This journey started for me in April 2014 when I went to A&E after not recovering from a pretty not-nice food poisoning. Before that point I always thought myself lucky to be one of those blessed people to never worry about what or how much I was eating – I remember eating entire packets of biscuits and never getting a stomach ache! Now, however, I almost constantly have a sore tum, and it seems that everything I eat is the wrong thing and sends me into cramps and spasms. 
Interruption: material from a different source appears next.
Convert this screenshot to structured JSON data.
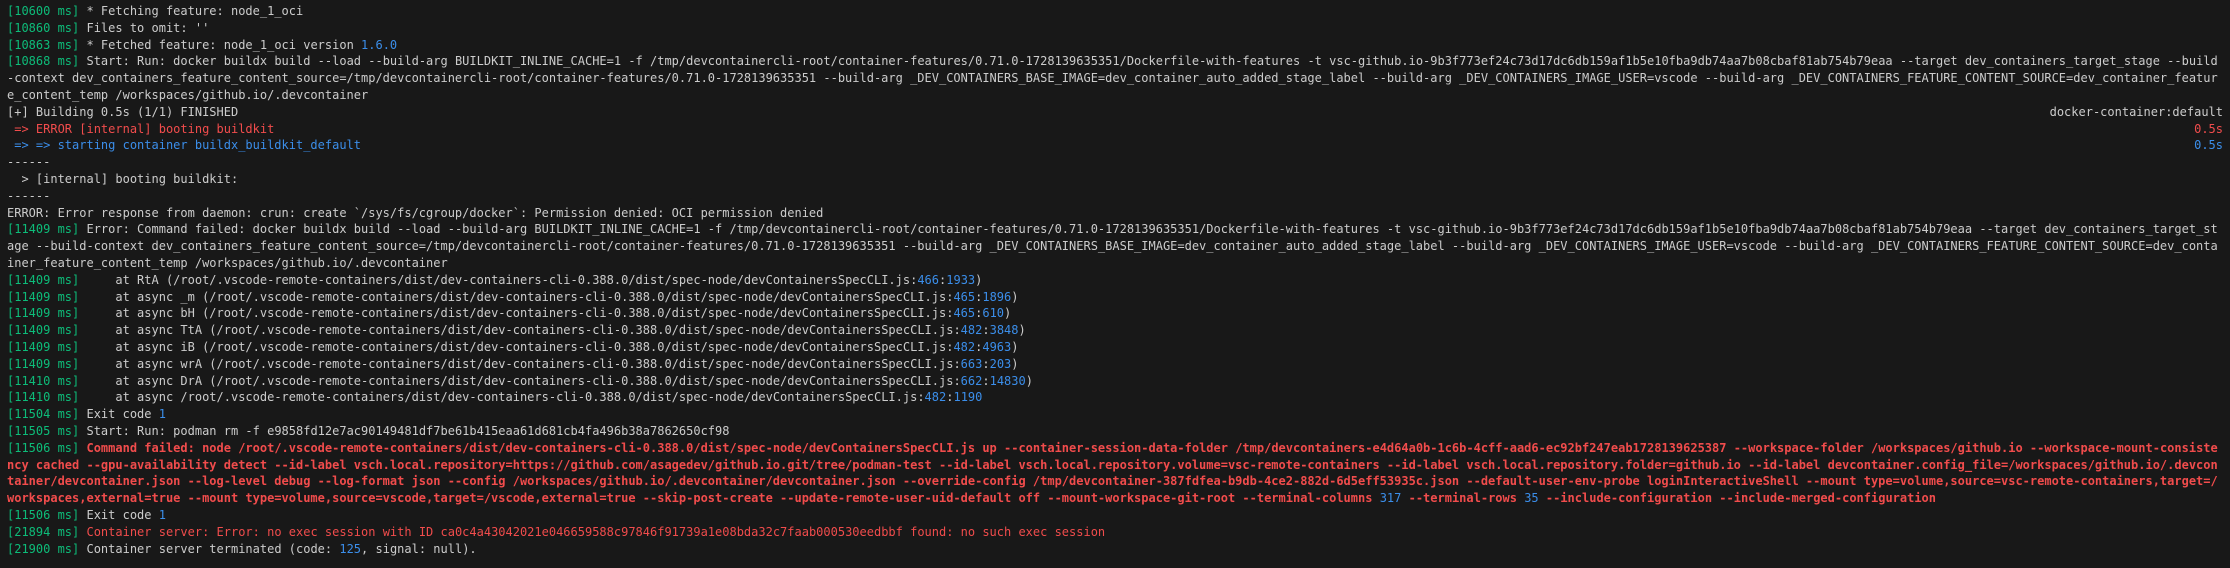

After eliminating Crohn’s and Ulcerative Colitis as explanations for what’s wrong with my gut, I feel like the medical personnel I was seeing just gave up, putting it down to Irritable Bowel Syndrome (IBS). They gave me some supplements and sent me on my not-that-merry way.
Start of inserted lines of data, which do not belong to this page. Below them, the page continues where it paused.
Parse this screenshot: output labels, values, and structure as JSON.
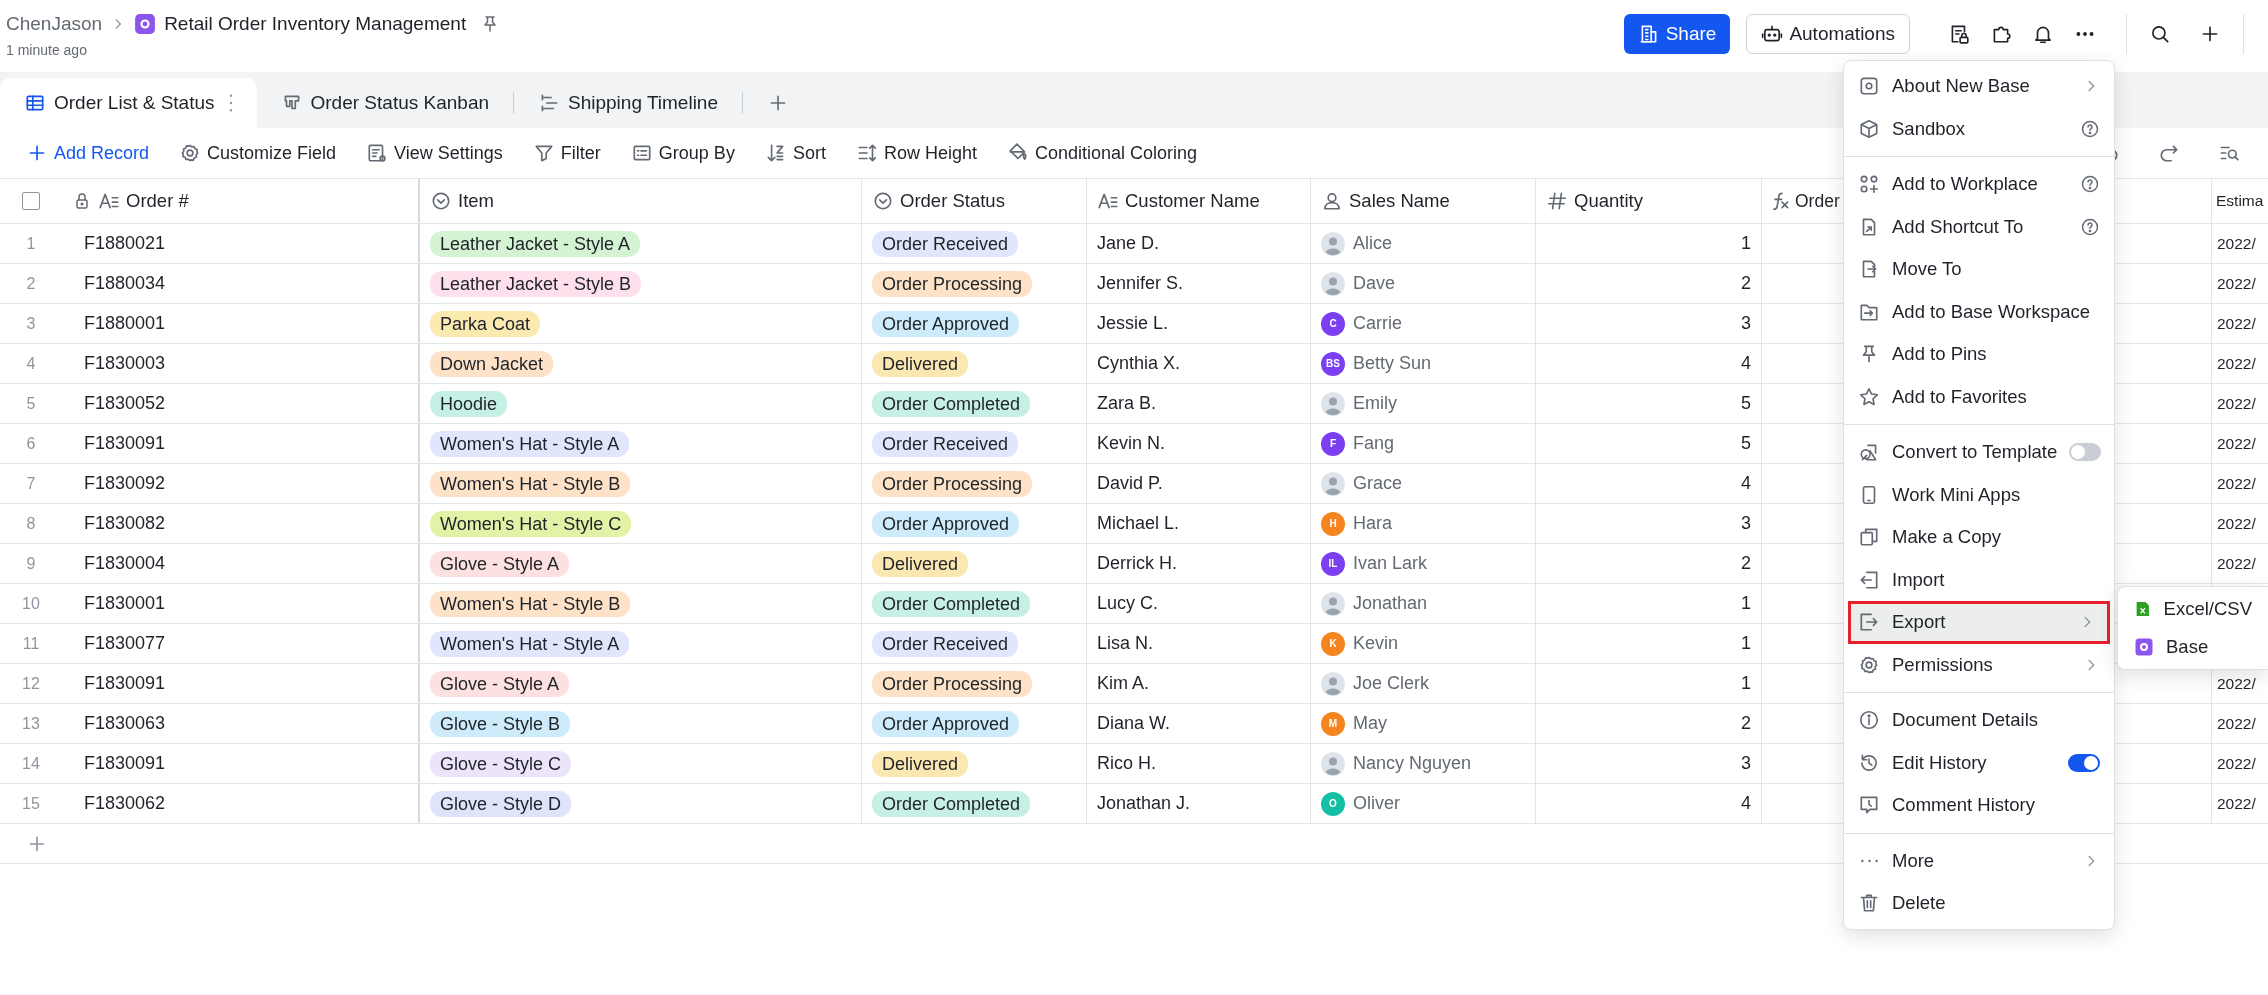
{
  "breadcrumb": {
    "owner": "ChenJason",
    "title": "Retail Order Inventory Management",
    "updated": "1 minute ago"
  },
  "header_buttons": [
    {
      "label": "Share",
      "kind": "primary"
    },
    {
      "label": "Automations",
      "kind": "outline"
    }
  ],
  "tabs": [
    {
      "label": "Order List & Status",
      "selected": true
    },
    {
      "label": "Order Status Kanban",
      "selected": false
    },
    {
      "label": "Shipping Timeline",
      "selected": false
    }
  ],
  "toolbar": [
    {
      "label": "Add Record",
      "kind": "primary"
    },
    {
      "label": "Customize Field",
      "kind": "plain"
    },
    {
      "label": "View Settings",
      "kind": "plain"
    },
    {
      "label": "Filter",
      "kind": "plain"
    },
    {
      "label": "Group By",
      "kind": "plain"
    },
    {
      "label": "Sort",
      "kind": "plain"
    },
    {
      "label": "Row Height",
      "kind": "plain"
    },
    {
      "label": "Conditional Coloring",
      "kind": "plain"
    }
  ],
  "table": {
    "select_all": {
      "checked": false
    },
    "columns": [
      {
        "label": "Order #",
        "kind": "primary"
      },
      {
        "label": "Item",
        "kind": "select"
      },
      {
        "label": "Order Status",
        "kind": "select"
      },
      {
        "label": "Customer Name",
        "kind": "text"
      },
      {
        "label": "Sales Name",
        "kind": "user"
      },
      {
        "label": "Quantity",
        "kind": "number"
      },
      {
        "label": "Order",
        "kind": "formula"
      },
      {
        "label": "Estima",
        "kind": "date"
      }
    ],
    "rows": [
      {
        "num": "1",
        "order": "F1880021",
        "item": {
          "text": "Leather Jacket - Style A",
          "color": "#d3f3d3"
        },
        "status": {
          "text": "Order Received",
          "color": "#e0e6fb"
        },
        "customer": "Jane D.",
        "sales": {
          "name": "Alice",
          "kind": "photo"
        },
        "quantity": "1",
        "estimate": "2022/"
      },
      {
        "num": "2",
        "order": "F1880034",
        "item": {
          "text": "Leather Jacket - Style B",
          "color": "#fde0ec"
        },
        "status": {
          "text": "Order Processing",
          "color": "#fde2c8"
        },
        "customer": "Jennifer S.",
        "sales": {
          "name": "Dave",
          "kind": "photo"
        },
        "quantity": "2",
        "estimate": "2022/"
      },
      {
        "num": "3",
        "order": "F1880001",
        "item": {
          "text": "Parka Coat",
          "color": "#fbeab0"
        },
        "status": {
          "text": "Order Approved",
          "color": "#cdebfa"
        },
        "customer": "Jessie L.",
        "sales": {
          "name": "Carrie",
          "kind": "initials",
          "initials": "C",
          "color": "#7b3ff2"
        },
        "quantity": "3",
        "estimate": "2022/"
      },
      {
        "num": "4",
        "order": "F1830003",
        "item": {
          "text": "Down Jacket",
          "color": "#fde2c8"
        },
        "status": {
          "text": "Delivered",
          "color": "#fbe8b0"
        },
        "customer": "Cynthia X.",
        "sales": {
          "name": "Betty Sun",
          "kind": "initials",
          "initials": "BS",
          "color": "#7b3ff2"
        },
        "quantity": "4",
        "estimate": "2022/"
      },
      {
        "num": "5",
        "order": "F1830052",
        "item": {
          "text": "Hoodie",
          "color": "#c6efe6"
        },
        "status": {
          "text": "Order Completed",
          "color": "#c6efe6"
        },
        "customer": "Zara B.",
        "sales": {
          "name": "Emily",
          "kind": "photo"
        },
        "quantity": "5",
        "estimate": "2022/"
      },
      {
        "num": "6",
        "order": "F1830091",
        "item": {
          "text": "Women's Hat - Style A",
          "color": "#e0e6fb"
        },
        "status": {
          "text": "Order Received",
          "color": "#e0e6fb"
        },
        "customer": "Kevin N.",
        "sales": {
          "name": "Fang",
          "kind": "initials",
          "initials": "F",
          "color": "#7b3ff2"
        },
        "quantity": "5",
        "estimate": "2022/"
      },
      {
        "num": "7",
        "order": "F1830092",
        "item": {
          "text": "Women's Hat - Style B",
          "color": "#fde2c8"
        },
        "status": {
          "text": "Order Processing",
          "color": "#fde2c8"
        },
        "customer": "David P.",
        "sales": {
          "name": "Grace",
          "kind": "photo"
        },
        "quantity": "4",
        "estimate": "2022/"
      },
      {
        "num": "8",
        "order": "F1830082",
        "item": {
          "text": "Women's Hat - Style C",
          "color": "#e2f2a6"
        },
        "status": {
          "text": "Order Approved",
          "color": "#cdebfa"
        },
        "customer": "Michael L.",
        "sales": {
          "name": "Hara",
          "kind": "initials",
          "initials": "H",
          "color": "#f5841f"
        },
        "quantity": "3",
        "estimate": "2022/"
      },
      {
        "num": "9",
        "order": "F1830004",
        "item": {
          "text": "Glove - Style A",
          "color": "#fde0e0"
        },
        "status": {
          "text": "Delivered",
          "color": "#fbe8b0"
        },
        "customer": "Derrick H.",
        "sales": {
          "name": "Ivan Lark",
          "kind": "initials",
          "initials": "IL",
          "color": "#7b3ff2"
        },
        "quantity": "2",
        "estimate": "2022/"
      },
      {
        "num": "10",
        "order": "F1830001",
        "item": {
          "text": "Women's Hat - Style B",
          "color": "#fde2c8"
        },
        "status": {
          "text": "Order Completed",
          "color": "#c6efe6"
        },
        "customer": "Lucy C.",
        "sales": {
          "name": "Jonathan",
          "kind": "photo"
        },
        "quantity": "1"
      },
      {
        "num": "11",
        "order": "F1830077",
        "item": {
          "text": "Women's Hat - Style A",
          "color": "#e0e6fb"
        },
        "status": {
          "text": "Order Received",
          "color": "#e0e6fb"
        },
        "customer": "Lisa N.",
        "sales": {
          "name": "Kevin",
          "kind": "initials",
          "initials": "K",
          "color": "#f5841f"
        },
        "quantity": "1"
      },
      {
        "num": "12",
        "order": "F1830091",
        "item": {
          "text": "Glove - Style A",
          "color": "#fde0e0"
        },
        "status": {
          "text": "Order Processing",
          "color": "#fde2c8"
        },
        "customer": "Kim A.",
        "sales": {
          "name": "Joe Clerk",
          "kind": "photo"
        },
        "quantity": "1",
        "estimate": "2022/"
      },
      {
        "num": "13",
        "order": "F1830063",
        "item": {
          "text": "Glove - Style B",
          "color": "#cdebfa"
        },
        "status": {
          "text": "Order Approved",
          "color": "#cdebfa"
        },
        "customer": "Diana W.",
        "sales": {
          "name": "May",
          "kind": "initials",
          "initials": "M",
          "color": "#f5841f"
        },
        "quantity": "2",
        "estimate": "2022/"
      },
      {
        "num": "14",
        "order": "F1830091",
        "item": {
          "text": "Glove - Style C",
          "color": "#ece4fb"
        },
        "status": {
          "text": "Delivered",
          "color": "#fbe8b0"
        },
        "customer": "Rico H.",
        "sales": {
          "name": "Nancy Nguyen",
          "kind": "photo"
        },
        "quantity": "3",
        "estimate": "2022/"
      },
      {
        "num": "15",
        "order": "F1830062",
        "item": {
          "text": "Glove - Style D",
          "color": "#dfe4fb"
        },
        "status": {
          "text": "Order Completed",
          "color": "#c6efe6"
        },
        "customer": "Jonathan J.",
        "sales": {
          "name": "Oliver",
          "kind": "initials",
          "initials": "O",
          "color": "#14c0a4"
        },
        "quantity": "4",
        "estimate": "2022/"
      }
    ]
  },
  "menu": {
    "groups": [
      [
        {
          "label": "About New Base",
          "kind": "submenu"
        },
        {
          "label": "Sandbox",
          "kind": "help"
        }
      ],
      [
        {
          "label": "Add to Workplace",
          "kind": "help"
        },
        {
          "label": "Add Shortcut To",
          "kind": "help"
        },
        {
          "label": "Move To",
          "kind": "plain"
        },
        {
          "label": "Add to Base Workspace",
          "kind": "plain"
        },
        {
          "label": "Add to Pins",
          "kind": "plain"
        },
        {
          "label": "Add to Favorites",
          "kind": "plain"
        }
      ],
      [
        {
          "label": "Convert to Template",
          "kind": "toggle",
          "on": false
        },
        {
          "label": "Work Mini Apps",
          "kind": "plain"
        },
        {
          "label": "Make a Copy",
          "kind": "plain"
        },
        {
          "label": "Import",
          "kind": "plain"
        },
        {
          "label": "Export",
          "kind": "submenu",
          "highlighted": true
        },
        {
          "label": "Permissions",
          "kind": "submenu"
        }
      ],
      [
        {
          "label": "Document Details",
          "kind": "plain"
        },
        {
          "label": "Edit History",
          "kind": "toggle",
          "on": true
        },
        {
          "label": "Comment History",
          "kind": "plain"
        }
      ],
      [
        {
          "label": "More",
          "kind": "submenu"
        },
        {
          "label": "Delete",
          "kind": "plain"
        }
      ]
    ]
  },
  "submenu": {
    "items": [
      {
        "label": "Excel/CSV",
        "kind": "excel"
      },
      {
        "label": "Base",
        "kind": "base"
      }
    ]
  }
}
So I have spent the last year plodding away with a bad stomach, trying to work out what works and what doesn’t, without going full out no FODMAP, or gluten free, or whatever. It always seemed to me that everything I ate was wrong, and it seemed to get worse if I ate at certain times or left it too long between eating. There’s also a sort of social pressure when it comes to this sort of illness, people thinking they’re doing the right thing questioning what I eat and when, which was hurtful and confusing when I was suffering something I didn’t understand. I blamed myself for eating the wrong things even though I had no idea what my body was doing, and even things that were apparently good for me to eat would give me troubles. So even though I know that I don’t have it that bad, my life overall hasn’t had to stop… this still isn’t pleasant. It is confusing, frustrating, and upsetting. So now that I’ve been dealing with it for a year without any signs of getting better, I’ve booked in with a nutritionist to discuss going no/low-FODMAP.

I guess the question I have been asking myself is why has it taken me so long to get to this point? The answer is that a low FODMAP diet seems scary. I had a friend at drama school who was on it and he hated the damn thing (his symptoms were a lot worse than mine). I love going out for meals with my friends, family, and boyfriend, so the thought of being in the position where that would be difficult or impossible is frightening. Plus it’s massively inconvenient. Do you know how many things have garlic and onion in them? Try EVERYTHING. Bye, canned tomato paste! Bye, my newly discovered recipe for delicious walnut and garlic crackers!

But now I have realized that actually, having a perpetual stomach ache is pretty inconvenient too. A low FODMAP diet is generally a fixed term arrangement – six to eight weeks in most cases I believe. There might not be an ‘end’ to this IBS debacle – but there might be a method of dealing with the symptoms.

This is a space for me to share recipes but also my experiences on the diet and if it helps or hinders my journey back to some form of normality in my stomach. I’d love to hear from anyone who has been on low FODMAP and for anyone who is starting out or thinking about starting out, hopefully my experiences will shed some light for you. And at some point I’ll write about what FODMAPs are, for those who don’t know!

I’m meeting with a nutritionist at the end of the week, so until then, cheers for having a read!